Next night, it was my turn to treat the goldsmith. Not being able to dazzle him with my sideboard, I had recourse to another artifice. I invited to supper such of my friends as made the finest figure at court; hangers-on of state noted for the unwieldiness of their ambition. These fellows could not talk on common topics: the brilliant and lucrative posts at which they aimed were all canvassed in detail; this too made its way. Poor counting-house Gabriel, in amazement at the loftiness of their ideas, shrunk into insignificance, in spite of all his hoards, on a comparison with these wonderful men. As for me, in all the plausibility of moderation, I professed to wish for nothing more than a comfortable fortune; a snug box and a competence: whereupon these gluttons of the loaves and fishes cried out with one voice that I was wrong, absolutely criminal; for the prime minister would do anything upon earth for me, and it was an act of duty to anoint my fingers with bird-lime. My honoured papa lost not a word of all this; and seemed, at going away, to take his leave with some complacency.

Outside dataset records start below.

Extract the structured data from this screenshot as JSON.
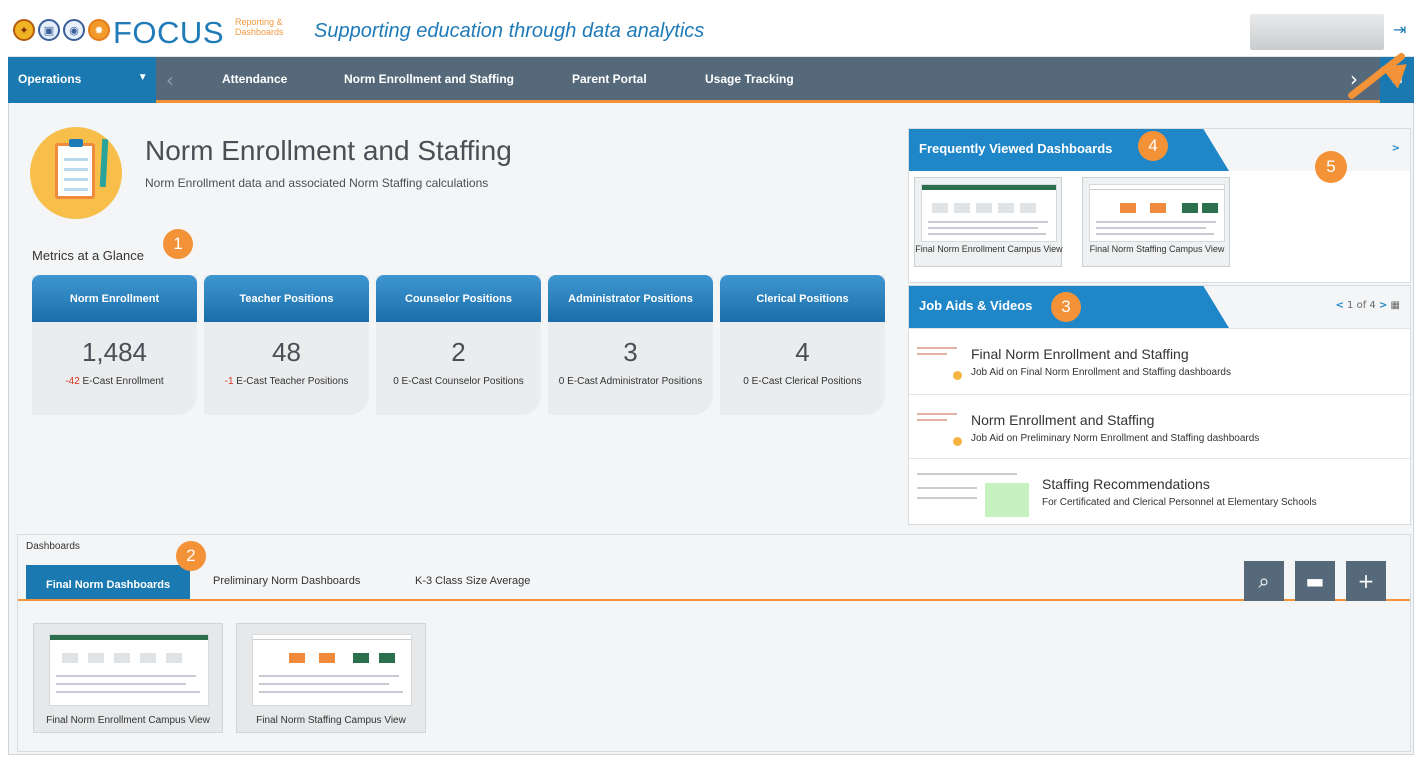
{
  "header": {
    "brand": "FOCUS",
    "brand_sub": "Reporting & Dashboards",
    "tagline": "Supporting education through data analytics"
  },
  "nav": {
    "section": "Operations",
    "items": [
      {
        "label": "Attendance"
      },
      {
        "label": "Norm Enrollment and Staffing"
      },
      {
        "label": "Parent Portal"
      },
      {
        "label": "Usage Tracking"
      }
    ]
  },
  "page": {
    "title": "Norm Enrollment and Staffing",
    "subtitle": "Norm Enrollment data and associated Norm Staffing calculations",
    "metrics_label": "Metrics at a Glance"
  },
  "metrics": [
    {
      "title": "Norm Enrollment",
      "value": "1,484",
      "delta": "-42",
      "note": "E-Cast Enrollment"
    },
    {
      "title": "Teacher Positions",
      "value": "48",
      "delta": "-1",
      "note": "E-Cast Teacher Positions"
    },
    {
      "title": "Counselor Positions",
      "value": "2",
      "delta": "0",
      "note": "E-Cast Counselor Positions"
    },
    {
      "title": "Administrator Positions",
      "value": "3",
      "delta": "0",
      "note": "E-Cast Administrator Positions"
    },
    {
      "title": "Clerical Positions",
      "value": "4",
      "delta": "0",
      "note": "E-Cast Clerical Positions"
    }
  ],
  "frequent": {
    "title": "Frequently Viewed Dashboards",
    "thumbs": [
      {
        "caption": "Final Norm Enrollment Campus View"
      },
      {
        "caption": "Final Norm Staffing Campus View"
      }
    ]
  },
  "job_aids": {
    "title": "Job Aids & Videos",
    "pager": "1 of 4",
    "items": [
      {
        "title": "Final Norm Enrollment and Staffing",
        "desc": "Job Aid on Final Norm Enrollment and Staffing dashboards"
      },
      {
        "title": "Norm Enrollment and Staffing",
        "desc": "Job Aid on Preliminary Norm Enrollment and Staffing dashboards"
      },
      {
        "title": "Staffing Recommendations",
        "desc": "For Certificated and Clerical Personnel at Elementary Schools"
      }
    ]
  },
  "dashboards": {
    "label": "Dashboards",
    "tabs": [
      {
        "label": "Final Norm Dashboards"
      },
      {
        "label": "Preliminary Norm Dashboards"
      },
      {
        "label": "K-3 Class Size Average"
      }
    ],
    "thumbs": [
      {
        "caption": "Final Norm Enrollment Campus View"
      },
      {
        "caption": "Final Norm Staffing Campus View"
      }
    ]
  },
  "callouts": [
    "1",
    "2",
    "3",
    "4",
    "5"
  ],
  "colors": {
    "accent": "#f39237",
    "primary": "#1b79b2",
    "nav": "#56697a",
    "negative": "#d9341e"
  }
}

Scipio went of course the next morning, to ask him how he liked me. Extremely well indeed, answered the knight of the ledger; the lad has won my very heart. But, good master Scipio, I conjure you by our long acquaintance to deal with me as a true friend. We have all our weak side, as you well know. Tell me where Signor de Santillane is fallible. Is he fond of play? does he wench? On what lay are his snug little vices? Do not fight shy, I beset you. It is very unkind, Signor Gabriel, to put such a question, retorted the go-between. Your interest is more to me than my master's. If he had any slippery propensities, likely to make your daughter unhappy, would I ever have proposed him as a son-in-law? The deuce a bit! I am too much at your service. But, between ourselves, he has but one fault; that of being faultless. He is too wise for a young man. So much the better, replied the goldsmith; he is the more like me. You may go, my friend, and tell him he shall have my daughter, and should have her though he knew no more of the minister than I do.
As soon as my secretary had reported this conversation, I flew to thank Salero for his partiality. He had already told his mind to his wife and daughter, who gave me to understand by their reception, that they yielded without disgust. I carried my father-in-law to the Duke of Lerma, whom I had informed the evening before, and presented him with due ceremony. His excellency gave him a most gracious reception, and congratulated him on having chosen a man for his son-in-law, for whom he himself had so great a regard, and meant to do such great things. Then did he expatiate on my good qualities, and, in fact, said so much to my honour, that honest Gabriel thought he had met with the best match in Spain. His joy oozed out at his eyes. On parting, he pressed me in his arms, and said: My son, I am so impatient to see you Gabriela's husband, that the affair shall be finally settled within a week at latest.